The following “Entr’acte” vividly delineates interactions between the citizens of Brussels, arguments leading to violence, while the succeeding episode accompanies the appearance of Count Egmont with his soldiers, to restore the peace, the music’s nobility of utterance reminiscent of similar themes in Beethoven’s opera “Fidelio” – both of these exerpts are beautifully realized by Judd and the orchestra. Madeleine Pierard returns for “Freudvoll und leidvoll”, and sings it as well and committedly as I’ve heard anybody, beautifully negotiating the somewhat treacherous vocal descent at the end. Another “Entr’acte” echoes Clärchen’s “Freudvoll und leidvoll”, before the music changes to a stirring march, again reminding us of “Fidelio” and the entrance of the tyrant Pizzaro, the drama concerned with the Dulke of Alva’s plans to arrest Count Egmont. A tragic note is struck at the beginning of the Fourth Entr’acte, where Egmont is arrested, and Clärchen attempts to rouse the citizens to help resist the Duke and her beloved’s arrest. Act V draws from Beethoven music of great melancholy and anxiety as Clärchen awaits word of Egmont’s fate, then takes poison at news of his imminent execution.
And so to the final scene, in Egmont’s prison, where the hero sends a final message to his beloved, before sleeping and dreaming of her (“Süsser Schlaf!”), uttering words of joy at her visitation to his thoughts, before calmly resigning himself to his fate at the executioner’s hands. The ensuing “Victory Symphony” sweeps in (on its own, alas – no stirring words beforehand), and the drama concludes in a blaze of fervent heroic triumph.
As if by compensation, several additional items round out the disc, two marches which the composer called “music for horses”, written for the Archduke Anton, the elder brother of Beethoven’s patron, the Archduke Rudolph; and the famous concert aria “Ah! perfido”, Beethoven’s setting of a passage in Metastasio’s drama “Achille in Sciro”, composed in 1796. Both the marches (great fun!) and the aria considerably add to the recording’s attractions – in “Ah! perfido!” Judd encourages a lean, athletic sound, and Madeleine Pierard tears into the opening declamations with intensity and gusto, carrying these qualities right throughout the first section, depicting the anger and frustration of a jilted lover, including a plea to the gods for vengeance, and then a change of heart, in favor of mercy.

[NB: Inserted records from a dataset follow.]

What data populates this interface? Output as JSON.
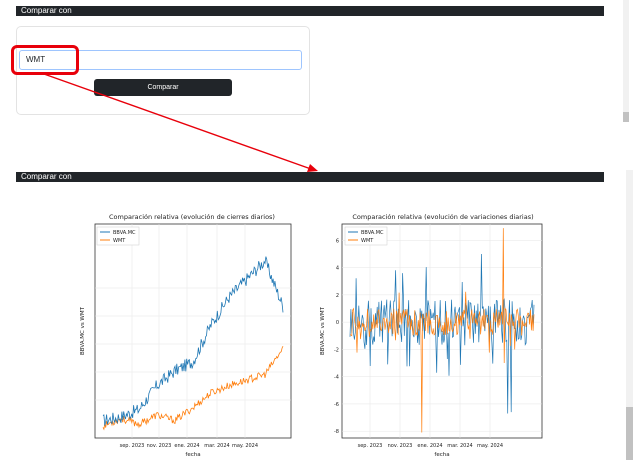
{
  "section1": {
    "header": "Comparar con"
  },
  "form": {
    "ticker_value": "WMT",
    "compare_button": "Comparar"
  },
  "section2": {
    "header": "Comparar con"
  },
  "annotation_color": "#e8000b",
  "charts": [
    {
      "title": "Comparación relativa (evolución de cierres diarios)",
      "xlabel": "fecha",
      "ylabel": "BBVA.MC vs WMT",
      "xticks": [
        "sep. 2023",
        "nov. 2023",
        "ene. 2024",
        "mar. 2024",
        "may. 2024"
      ],
      "legend": [
        "BBVA.MC",
        "WMT"
      ]
    },
    {
      "title": "Comparación relativa (evolución de variaciones diarias)",
      "xlabel": "fecha",
      "ylabel": "BBVA.MC vs WMT",
      "xticks": [
        "sep. 2023",
        "nov. 2023",
        "ene. 2024",
        "mar. 2024",
        "may. 2024"
      ],
      "yticks": [
        "6",
        "4",
        "2",
        "0",
        "-2",
        "-4",
        "-6",
        "-8"
      ],
      "legend": [
        "BBVA.MC",
        "WMT"
      ]
    }
  ],
  "chart_data": [
    {
      "type": "line",
      "title": "Comparación relativa (evolución de cierres diarios)",
      "xlabel": "fecha",
      "ylabel": "BBVA.MC vs WMT",
      "x": [
        "2023-08",
        "2023-09",
        "2023-10",
        "2023-11",
        "2023-12",
        "2024-01",
        "2024-02",
        "2024-03",
        "2024-04",
        "2024-05",
        "2024-06"
      ],
      "series": [
        {
          "name": "BBVA.MC",
          "color": "#1f77b4",
          "values": [
            0.03,
            0.05,
            0.09,
            0.22,
            0.3,
            0.35,
            0.55,
            0.7,
            0.8,
            0.9,
            0.65
          ]
        },
        {
          "name": "WMT",
          "color": "#ff7f0e",
          "values": [
            0.0,
            0.04,
            0.01,
            0.06,
            0.03,
            0.1,
            0.18,
            0.22,
            0.25,
            0.28,
            0.42
          ]
        }
      ],
      "grid": true,
      "legend_position": "top-left"
    },
    {
      "type": "line",
      "title": "Comparación relativa (evolución de variaciones diarias)",
      "xlabel": "fecha",
      "ylabel": "BBVA.MC vs WMT",
      "ylim": [
        -8.5,
        7.2
      ],
      "series": [
        {
          "name": "BBVA.MC",
          "color": "#1f77b4",
          "min": -6.7,
          "max": 5.0
        },
        {
          "name": "WMT",
          "color": "#ff7f0e",
          "min": -8.1,
          "max": 6.9
        }
      ],
      "grid": true,
      "legend_position": "top-left"
    }
  ]
}
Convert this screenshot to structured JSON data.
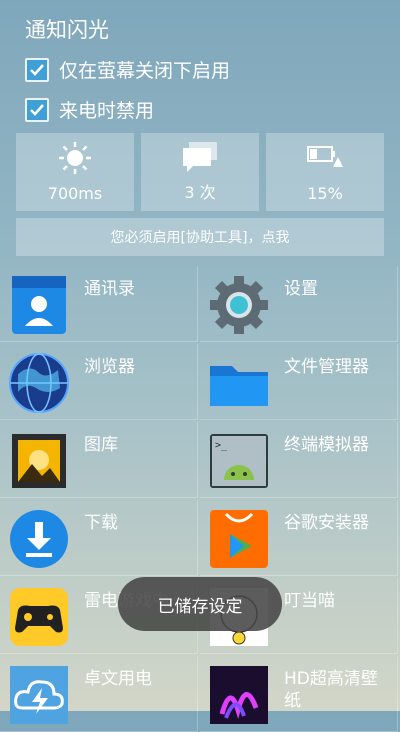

Perhaps the central aria-like section “Per pieta, non dirmi addio” lacks a little light and shade on the singer’s part, but when the agitations return, at “Ah, crudel!” Pierard again commands the music, her voice firing and sparking as she rails against the cruelty of fate, the coloratura giving her little signs of trouble. Though stylish-sounding throughout, I felt that orchestra and conductor could have made something more gutsy of the aria’s instrumental conclusion, the effect here being “contained” instead of properly full-blooded, more classical than romantic. Perhaps Judd didn’t want to overload the performance with anything that smacked of anachronistic force of expression, despite the overt emotionalism of the text. Something tells me, however, that the composer would probably not have minded any such “excess of feeling” in the least!